- Grammatical metaphors (discussed below)
- Lexical density (packing lots of content words into individual clauses)
- Grammatical intricacy (lots of long sentences strung together with multiple clauses through coordination/subordination)
What I have tried to demonstrate here is that most of what makes a nonfiction text complex is rooted in choices that the author makes that may present special challenges to the reader. I believe that the writer, however, has an obligation to consider the reader in making these decisions.
Musing on this issue took me back to some reading I had done long ago in graduate school about a concept called considerate text.
What is considerate text?
Considerate text was first explored by literacy researchers Bonnie Armbruster and Thomas Anderson (1985). Essentially, Armbruster and Anderson posit that authors and editors can do several things in presenting information to make it easier for the reader to understand. They suggest that the following things make writing considerate:
- Coherent structure (discussed below)
- Introductory paragraph (sets up expectations for the reader)
- Headings and sub-headings (guides reader's thinking)
- Vocabulary defined in context (assists comprehension)
- Clear use of graphic elements like tables, charts and graphic organizers (aids in developing understanding)
As you can see text complexity and considerate text have many intersections and at the point of those intersections stands the writer. To what extent is the reader to be held accountable for the writer's limitations?
- Text book authors and editors have a responsibility to produce text that is considerate of the reader. This is not dumbing down readability as Appendix A of the Common Core suggests, but it is practicing skilled writing and targeting that writing to the correct audience.
- Teachers and curriculum directors need to choose text books and supporting readings that are appropriately considerate of the target readers. Reading material can be both considerate and appropriately informative.

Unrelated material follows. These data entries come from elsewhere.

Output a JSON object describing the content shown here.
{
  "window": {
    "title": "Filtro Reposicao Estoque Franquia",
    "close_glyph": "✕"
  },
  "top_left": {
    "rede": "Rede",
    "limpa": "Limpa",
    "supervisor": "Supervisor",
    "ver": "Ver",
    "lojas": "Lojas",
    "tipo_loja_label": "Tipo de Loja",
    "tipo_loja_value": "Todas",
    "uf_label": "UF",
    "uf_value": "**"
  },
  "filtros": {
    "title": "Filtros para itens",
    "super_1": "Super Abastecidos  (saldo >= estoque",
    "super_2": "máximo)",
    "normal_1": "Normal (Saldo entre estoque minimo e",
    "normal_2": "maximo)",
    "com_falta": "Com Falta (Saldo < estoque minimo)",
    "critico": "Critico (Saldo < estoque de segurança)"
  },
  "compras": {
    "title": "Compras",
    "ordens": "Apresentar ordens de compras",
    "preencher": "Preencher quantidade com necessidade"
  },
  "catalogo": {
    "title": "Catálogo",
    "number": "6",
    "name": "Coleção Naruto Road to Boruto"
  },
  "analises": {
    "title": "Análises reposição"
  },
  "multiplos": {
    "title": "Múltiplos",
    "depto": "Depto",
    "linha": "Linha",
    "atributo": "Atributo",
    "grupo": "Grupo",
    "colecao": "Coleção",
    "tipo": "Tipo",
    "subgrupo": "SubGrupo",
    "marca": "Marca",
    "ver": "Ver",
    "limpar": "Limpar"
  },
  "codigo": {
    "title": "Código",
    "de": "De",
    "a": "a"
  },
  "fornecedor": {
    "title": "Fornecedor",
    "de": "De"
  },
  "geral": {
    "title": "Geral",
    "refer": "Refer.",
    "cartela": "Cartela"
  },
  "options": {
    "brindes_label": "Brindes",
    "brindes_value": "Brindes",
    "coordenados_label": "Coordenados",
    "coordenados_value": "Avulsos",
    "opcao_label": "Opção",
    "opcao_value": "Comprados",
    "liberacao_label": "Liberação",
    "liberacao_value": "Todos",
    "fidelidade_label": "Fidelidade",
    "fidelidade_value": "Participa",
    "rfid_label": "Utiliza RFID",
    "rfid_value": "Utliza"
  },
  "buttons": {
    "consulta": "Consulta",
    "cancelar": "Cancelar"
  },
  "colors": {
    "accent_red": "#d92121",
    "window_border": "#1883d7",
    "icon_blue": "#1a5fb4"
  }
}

- At times, of course, students will need to read complex text, because not all writers are as skilled or considerate as others. Teachers need to learn to recognize those elements of a text that make the text complex and plan activities that will help students deal with the complexity. Such activities would include preteaching vocabulary, paraphrasing grammatical metaphors and analyzing grammatically intricate sentences to unpack the meaning.